Problem details — Repeat the listing exactly, line by line, and leave the pictures behind.

Records for processing —
------------------------------------

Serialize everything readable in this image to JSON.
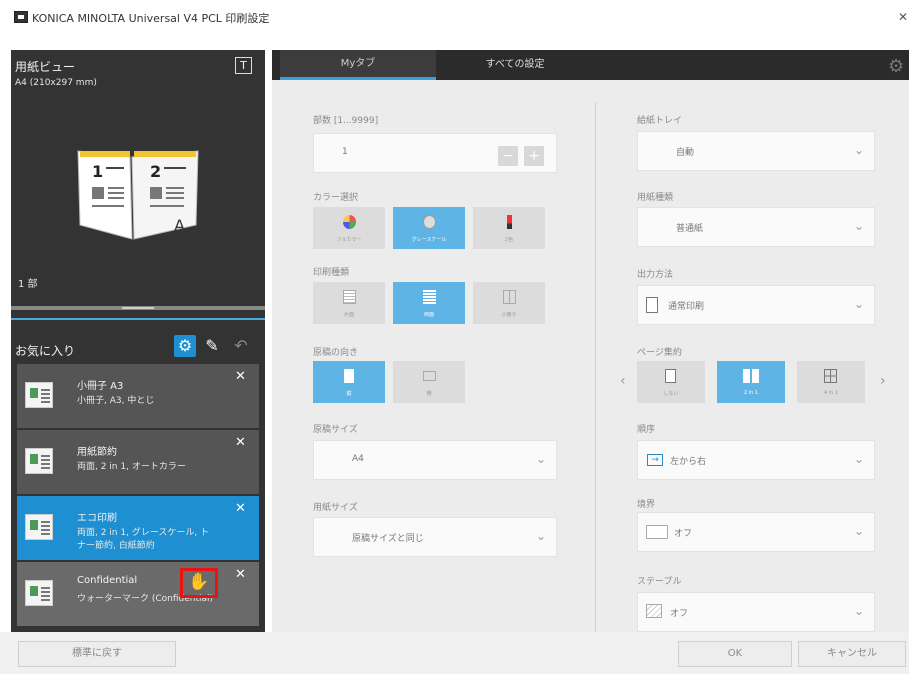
{
  "window": {
    "title": "KONICA MINOLTA Universal V4 PCL 印刷設定"
  },
  "preview": {
    "title": "用紙ビュー",
    "paper_size": "A4 (210x297 mm)",
    "copies_indicator": "1 部",
    "t_icon": "T"
  },
  "favorites": {
    "title": "お気に入り",
    "items": [
      {
        "name": "小冊子 A3",
        "desc": "小冊子, A3, 中とじ"
      },
      {
        "name": "用紙節約",
        "desc": "両面, 2 in 1, オートカラー"
      },
      {
        "name": "エコ印刷",
        "desc": "両面, 2 in 1, グレースケール, ト\nナー節約, 白紙節約"
      },
      {
        "name": "Confidential",
        "desc": "ウォーターマーク (Confidential)"
      }
    ]
  },
  "tabs": {
    "my": "Myタブ",
    "all": "すべての設定"
  },
  "left_col": {
    "copies": {
      "label": "部数 [1...9999]",
      "value": "1"
    },
    "color": {
      "label": "カラー選択",
      "options": [
        "フルカラー",
        "グレースケール",
        "2色"
      ]
    },
    "print_type": {
      "label": "印刷種類",
      "options": [
        "片面",
        "両面",
        "小冊子"
      ]
    },
    "orientation": {
      "label": "原稿の向き",
      "options": [
        "縦",
        "横"
      ]
    },
    "original_size": {
      "label": "原稿サイズ",
      "value": "A4"
    },
    "paper_size": {
      "label": "用紙サイズ",
      "value": "原稿サイズと同じ"
    }
  },
  "right_col": {
    "tray": {
      "label": "給紙トレイ",
      "value": "自動"
    },
    "paper_type": {
      "label": "用紙種類",
      "value": "普通紙"
    },
    "output_method": {
      "label": "出力方法",
      "value": "通常印刷"
    },
    "combine": {
      "label": "ページ集約",
      "options": [
        "しない",
        "2 in 1",
        "4 in 1"
      ]
    },
    "order": {
      "label": "順序",
      "value": "左から右"
    },
    "border": {
      "label": "境界",
      "value": "オフ"
    },
    "staple": {
      "label": "ステープル",
      "value": "オフ"
    }
  },
  "footer": {
    "reset": "標準に戻す",
    "ok": "OK",
    "cancel": "キャンセル"
  }
}
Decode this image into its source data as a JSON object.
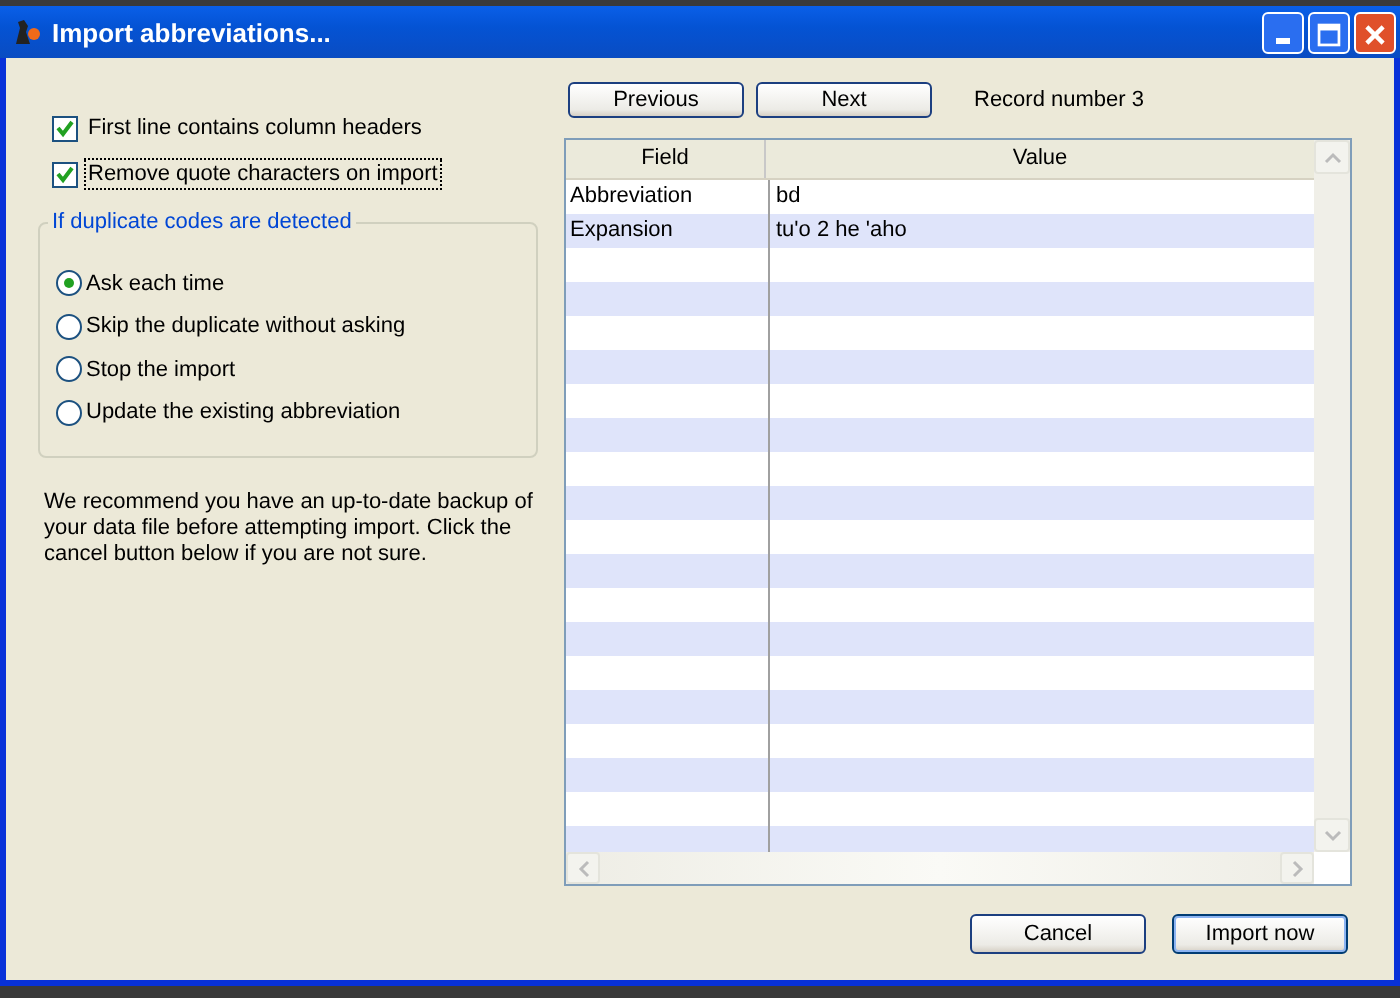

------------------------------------

Answer below —
Serialize everything readable in this image to JSON.
{
  "window": {
    "title": "KONICA MINOLTA Universal V4 PCL 印刷設定"
  },
  "preview": {
    "title": "用紙ビュー",
    "paper_size": "A4 (210x297 mm)",
    "copies_indicator": "1 部",
    "t_icon": "T"
  },
  "favorites": {
    "title": "お気に入り",
    "items": [
      {
        "name": "小冊子 A3",
        "desc": "小冊子, A3, 中とじ"
      },
      {
        "name": "用紙節約",
        "desc": "両面, 2 in 1, オートカラー"
      },
      {
        "name": "エコ印刷",
        "desc": "両面, 2 in 1, グレースケール, ト\nナー節約, 白紙節約"
      },
      {
        "name": "Confidential",
        "desc": "ウォーターマーク (Confidential)"
      }
    ]
  },
  "tabs": {
    "my": "Myタブ",
    "all": "すべての設定"
  },
  "left_col": {
    "copies": {
      "label": "部数 [1...9999]",
      "value": "1"
    },
    "color": {
      "label": "カラー選択",
      "options": [
        "フルカラー",
        "グレースケール",
        "2色"
      ]
    },
    "print_type": {
      "label": "印刷種類",
      "options": [
        "片面",
        "両面",
        "小冊子"
      ]
    },
    "orientation": {
      "label": "原稿の向き",
      "options": [
        "縦",
        "横"
      ]
    },
    "original_size": {
      "label": "原稿サイズ",
      "value": "A4"
    },
    "paper_size": {
      "label": "用紙サイズ",
      "value": "原稿サイズと同じ"
    }
  },
  "right_col": {
    "tray": {
      "label": "給紙トレイ",
      "value": "自動"
    },
    "paper_type": {
      "label": "用紙種類",
      "value": "普通紙"
    },
    "output_method": {
      "label": "出力方法",
      "value": "通常印刷"
    },
    "combine": {
      "label": "ページ集約",
      "options": [
        "しない",
        "2 in 1",
        "4 in 1"
      ]
    },
    "order": {
      "label": "順序",
      "value": "左から右"
    },
    "border": {
      "label": "境界",
      "value": "オフ"
    },
    "staple": {
      "label": "ステープル",
      "value": "オフ"
    }
  },
  "footer": {
    "reset": "標準に戻す",
    "ok": "OK",
    "cancel": "キャンセル"
  }
}
Decode this image into its source data as a JSON object.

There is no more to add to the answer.